Science and technology play a central role in our modern world. With the potential to transform the way we live, work, and govern, these fields pose novel dilemmas for political and policy discussion. For example, how should decision-makers contend with competing understandings of the scientific evidence regarding climate change? In what way should we incorporate ethical and social concerns into the regulatory infrastructures for innovations such as biotechnology and nanotechnology?
The Ford School’s Science, Technology, and Public Policy (STPP) program confronts these types of questions, seeking to improve understanding, analysis, and intervention in science and technology policymaking. It approaches these issues from two perspectives:
- Science and Technology for Policy: How science and technology are used to develop and affect public policies in a wide range of domains such as national security, public health, economic competitiveness, and environmental sustainability.
- Policy for Science and Technology: How policies are developed to promote beneficial scientific and technological development at the international, national, state, and local levels, such as the allocation of research funding and regulation of new research and technologies.
Launched in Fall 2006, STPP is a university-wide education and research program comprised of three separate components:
- In the Graduate Certificate Program, graduate students from across the University analyze the role of science and technology in the policymaking process, gain experience writing for policymakers, and explore the political and policy landscape of areas such as biotechnology, information technology, energy, and others.
- In the Postdoctoral Fellowship Program, fellows conduct research, teach STPP courses, and provide guidance to the program’s academically diverse students.
- The Lecture Series brings scholars and practitioners from a range of backgrounds to campus to discuss major issues in science and technology policy, providing a forum for the STPP community to network with people from departments across campus and beyond.

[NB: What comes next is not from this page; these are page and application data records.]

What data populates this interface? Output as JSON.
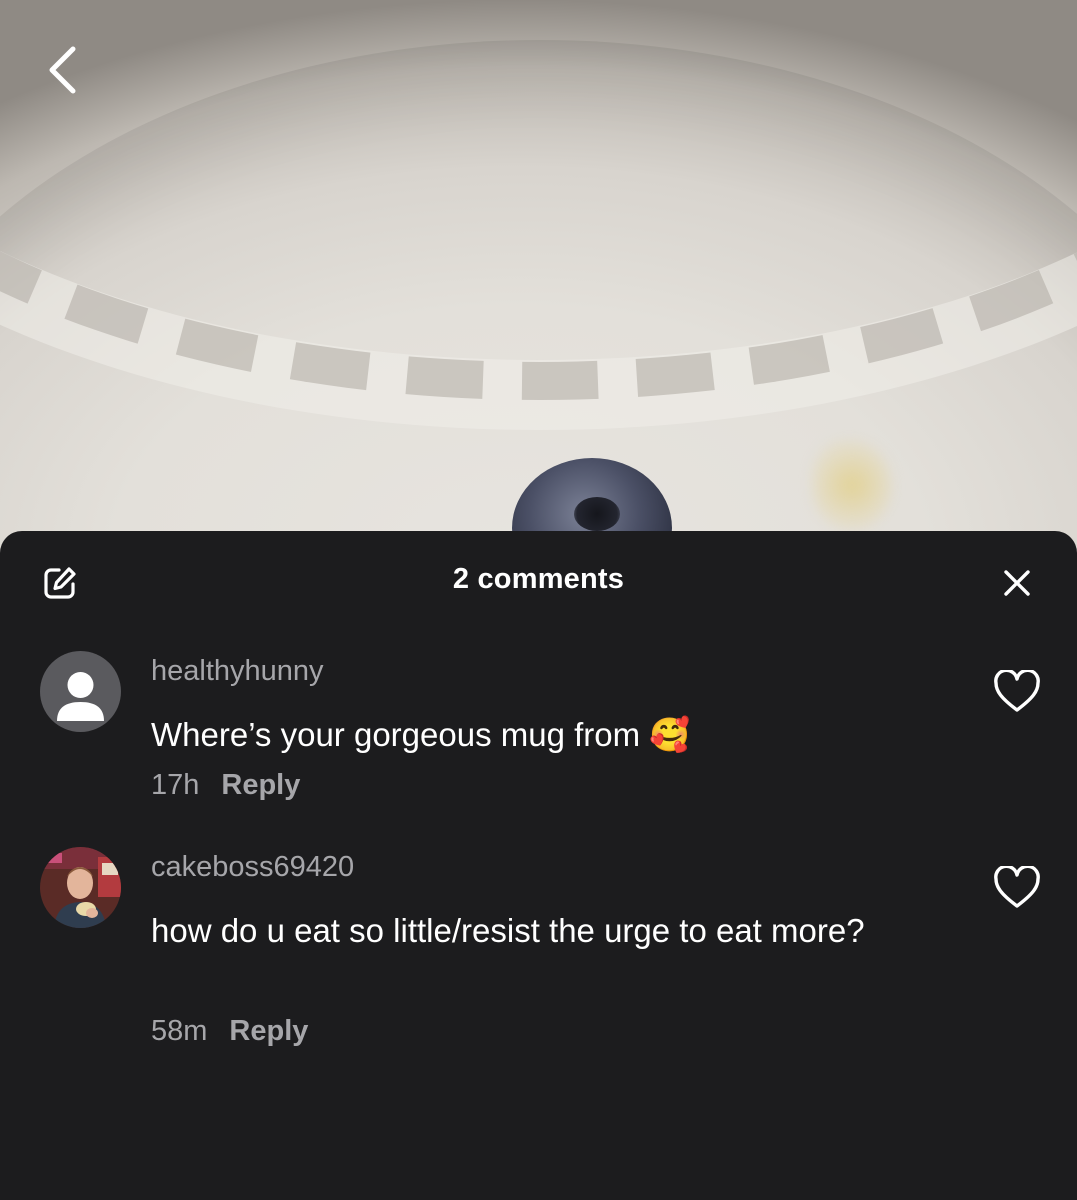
{
  "header": {
    "title": "2 comments",
    "compose_icon": "edit-icon",
    "close_icon": "close-icon"
  },
  "navigation": {
    "back_icon": "chevron-left-icon"
  },
  "comments": [
    {
      "username": "healthyhunny",
      "text": "Where’s your gorgeous mug from 🥰",
      "time": "17h",
      "reply_label": "Reply",
      "avatar": "default-avatar",
      "like_icon": "heart-outline-icon"
    },
    {
      "username": "cakeboss69420",
      "text": "how do u eat so little/resist the urge to eat more?",
      "time": "58m",
      "reply_label": "Reply",
      "avatar": "photo-avatar",
      "like_icon": "heart-outline-icon"
    }
  ],
  "colors": {
    "sheet_background": "#1c1c1e",
    "primary_text": "#ffffff",
    "secondary_text": "#a6a6aa",
    "default_avatar": "#5a5a5e"
  }
}
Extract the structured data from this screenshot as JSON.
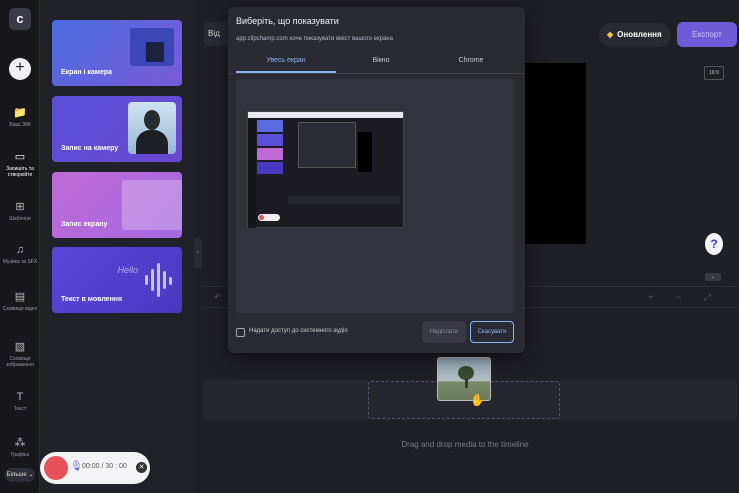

The postdoctoral fellowship program and the lecture series were initially made possible by a grant from the Herbert H. and Grace A. Dow Foundation.